ABOUT THIS EXERCISE: An identical copy of all records below is to be written out.

PROVIDED DATA:
▶

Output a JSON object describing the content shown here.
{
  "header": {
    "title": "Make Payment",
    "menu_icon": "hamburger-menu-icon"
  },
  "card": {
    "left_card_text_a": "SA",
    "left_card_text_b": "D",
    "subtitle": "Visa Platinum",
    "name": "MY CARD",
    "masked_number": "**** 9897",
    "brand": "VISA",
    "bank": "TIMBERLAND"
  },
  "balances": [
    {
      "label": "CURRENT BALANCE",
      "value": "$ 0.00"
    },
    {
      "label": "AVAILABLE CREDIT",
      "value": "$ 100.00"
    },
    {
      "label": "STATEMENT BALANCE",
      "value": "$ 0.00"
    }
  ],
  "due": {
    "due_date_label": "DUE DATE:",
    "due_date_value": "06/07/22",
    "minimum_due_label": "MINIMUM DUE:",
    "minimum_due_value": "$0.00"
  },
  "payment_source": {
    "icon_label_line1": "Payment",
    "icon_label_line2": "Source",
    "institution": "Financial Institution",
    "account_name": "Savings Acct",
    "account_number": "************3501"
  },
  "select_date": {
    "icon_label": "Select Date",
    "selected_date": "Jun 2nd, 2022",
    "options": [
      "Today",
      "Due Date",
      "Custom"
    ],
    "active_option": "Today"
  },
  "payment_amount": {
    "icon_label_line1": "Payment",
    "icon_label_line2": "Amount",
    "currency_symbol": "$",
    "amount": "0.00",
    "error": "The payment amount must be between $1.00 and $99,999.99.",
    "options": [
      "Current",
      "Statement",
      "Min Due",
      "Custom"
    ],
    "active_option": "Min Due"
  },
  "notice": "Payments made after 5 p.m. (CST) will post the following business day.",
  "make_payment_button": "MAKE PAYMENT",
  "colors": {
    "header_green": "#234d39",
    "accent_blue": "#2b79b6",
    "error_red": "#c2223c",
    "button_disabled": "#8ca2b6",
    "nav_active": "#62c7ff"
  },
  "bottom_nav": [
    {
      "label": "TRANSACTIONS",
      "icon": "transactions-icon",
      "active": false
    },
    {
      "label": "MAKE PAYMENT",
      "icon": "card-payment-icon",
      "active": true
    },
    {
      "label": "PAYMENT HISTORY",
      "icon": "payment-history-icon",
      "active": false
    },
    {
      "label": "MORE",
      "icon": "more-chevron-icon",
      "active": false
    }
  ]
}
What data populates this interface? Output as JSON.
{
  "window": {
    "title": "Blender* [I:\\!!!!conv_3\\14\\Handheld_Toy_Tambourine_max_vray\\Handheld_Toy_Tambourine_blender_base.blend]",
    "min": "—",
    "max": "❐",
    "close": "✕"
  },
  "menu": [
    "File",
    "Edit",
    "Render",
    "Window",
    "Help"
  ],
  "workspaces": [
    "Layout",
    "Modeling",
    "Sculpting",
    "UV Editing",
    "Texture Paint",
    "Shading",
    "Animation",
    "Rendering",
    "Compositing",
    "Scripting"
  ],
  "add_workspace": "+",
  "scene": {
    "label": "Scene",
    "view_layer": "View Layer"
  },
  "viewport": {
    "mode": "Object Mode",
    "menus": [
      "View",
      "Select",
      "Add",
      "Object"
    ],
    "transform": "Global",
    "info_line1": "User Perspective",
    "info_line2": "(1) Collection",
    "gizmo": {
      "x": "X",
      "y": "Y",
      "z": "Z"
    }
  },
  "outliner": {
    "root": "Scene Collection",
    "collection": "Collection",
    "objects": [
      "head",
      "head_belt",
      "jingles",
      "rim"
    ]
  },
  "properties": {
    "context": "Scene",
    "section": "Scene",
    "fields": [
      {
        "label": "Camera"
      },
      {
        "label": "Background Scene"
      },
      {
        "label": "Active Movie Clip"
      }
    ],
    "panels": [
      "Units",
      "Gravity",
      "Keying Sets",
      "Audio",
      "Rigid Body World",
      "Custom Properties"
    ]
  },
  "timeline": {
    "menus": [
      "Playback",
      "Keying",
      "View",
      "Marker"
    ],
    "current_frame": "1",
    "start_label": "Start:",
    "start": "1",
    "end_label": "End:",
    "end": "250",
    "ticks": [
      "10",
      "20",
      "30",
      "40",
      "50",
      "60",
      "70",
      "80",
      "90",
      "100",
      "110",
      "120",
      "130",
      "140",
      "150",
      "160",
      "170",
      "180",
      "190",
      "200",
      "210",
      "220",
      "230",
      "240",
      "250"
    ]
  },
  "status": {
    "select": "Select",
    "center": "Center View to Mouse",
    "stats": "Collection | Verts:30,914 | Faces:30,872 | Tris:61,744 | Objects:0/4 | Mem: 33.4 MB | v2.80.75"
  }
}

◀

THE COMPLETED TASK:
Output a JSON object describing the content shown here.
{
  "header": {
    "title": "Make Payment",
    "menu_icon": "hamburger-menu-icon"
  },
  "card": {
    "left_card_text_a": "SA",
    "left_card_text_b": "D",
    "subtitle": "Visa Platinum",
    "name": "MY CARD",
    "masked_number": "**** 9897",
    "brand": "VISA",
    "bank": "TIMBERLAND"
  },
  "balances": [
    {
      "label": "CURRENT BALANCE",
      "value": "$ 0.00"
    },
    {
      "label": "AVAILABLE CREDIT",
      "value": "$ 100.00"
    },
    {
      "label": "STATEMENT BALANCE",
      "value": "$ 0.00"
    }
  ],
  "due": {
    "due_date_label": "DUE DATE:",
    "due_date_value": "06/07/22",
    "minimum_due_label": "MINIMUM DUE:",
    "minimum_due_value": "$0.00"
  },
  "payment_source": {
    "icon_label_line1": "Payment",
    "icon_label_line2": "Source",
    "institution": "Financial Institution",
    "account_name": "Savings Acct",
    "account_number": "************3501"
  },
  "select_date": {
    "icon_label": "Select Date",
    "selected_date": "Jun 2nd, 2022",
    "options": [
      "Today",
      "Due Date",
      "Custom"
    ],
    "active_option": "Today"
  },
  "payment_amount": {
    "icon_label_line1": "Payment",
    "icon_label_line2": "Amount",
    "currency_symbol": "$",
    "amount": "0.00",
    "error": "The payment amount must be between $1.00 and $99,999.99.",
    "options": [
      "Current",
      "Statement",
      "Min Due",
      "Custom"
    ],
    "active_option": "Min Due"
  },
  "notice": "Payments made after 5 p.m. (CST) will post the following business day.",
  "make_payment_button": "MAKE PAYMENT",
  "colors": {
    "header_green": "#234d39",
    "accent_blue": "#2b79b6",
    "error_red": "#c2223c",
    "button_disabled": "#8ca2b6",
    "nav_active": "#62c7ff"
  },
  "bottom_nav": [
    {
      "label": "TRANSACTIONS",
      "icon": "transactions-icon",
      "active": false
    },
    {
      "label": "MAKE PAYMENT",
      "icon": "card-payment-icon",
      "active": true
    },
    {
      "label": "PAYMENT HISTORY",
      "icon": "payment-history-icon",
      "active": false
    },
    {
      "label": "MORE",
      "icon": "more-chevron-icon",
      "active": false
    }
  ]
}
What data populates this interface? Output as JSON.
{
  "window": {
    "title": "Blender* [I:\\!!!!conv_3\\14\\Handheld_Toy_Tambourine_max_vray\\Handheld_Toy_Tambourine_blender_base.blend]",
    "min": "—",
    "max": "❐",
    "close": "✕"
  },
  "menu": [
    "File",
    "Edit",
    "Render",
    "Window",
    "Help"
  ],
  "workspaces": [
    "Layout",
    "Modeling",
    "Sculpting",
    "UV Editing",
    "Texture Paint",
    "Shading",
    "Animation",
    "Rendering",
    "Compositing",
    "Scripting"
  ],
  "add_workspace": "+",
  "scene": {
    "label": "Scene",
    "view_layer": "View Layer"
  },
  "viewport": {
    "mode": "Object Mode",
    "menus": [
      "View",
      "Select",
      "Add",
      "Object"
    ],
    "transform": "Global",
    "info_line1": "User Perspective",
    "info_line2": "(1) Collection",
    "gizmo": {
      "x": "X",
      "y": "Y",
      "z": "Z"
    }
  },
  "outliner": {
    "root": "Scene Collection",
    "collection": "Collection",
    "objects": [
      "head",
      "head_belt",
      "jingles",
      "rim"
    ]
  },
  "properties": {
    "context": "Scene",
    "section": "Scene",
    "fields": [
      {
        "label": "Camera"
      },
      {
        "label": "Background Scene"
      },
      {
        "label": "Active Movie Clip"
      }
    ],
    "panels": [
      "Units",
      "Gravity",
      "Keying Sets",
      "Audio",
      "Rigid Body World",
      "Custom Properties"
    ]
  },
  "timeline": {
    "menus": [
      "Playback",
      "Keying",
      "View",
      "Marker"
    ],
    "current_frame": "1",
    "start_label": "Start:",
    "start": "1",
    "end_label": "End:",
    "end": "250",
    "ticks": [
      "10",
      "20",
      "30",
      "40",
      "50",
      "60",
      "70",
      "80",
      "90",
      "100",
      "110",
      "120",
      "130",
      "140",
      "150",
      "160",
      "170",
      "180",
      "190",
      "200",
      "210",
      "220",
      "230",
      "240",
      "250"
    ]
  },
  "status": {
    "select": "Select",
    "center": "Center View to Mouse",
    "stats": "Collection | Verts:30,914 | Faces:30,872 | Tris:61,744 | Objects:0/4 | Mem: 33.4 MB | v2.80.75"
  }
}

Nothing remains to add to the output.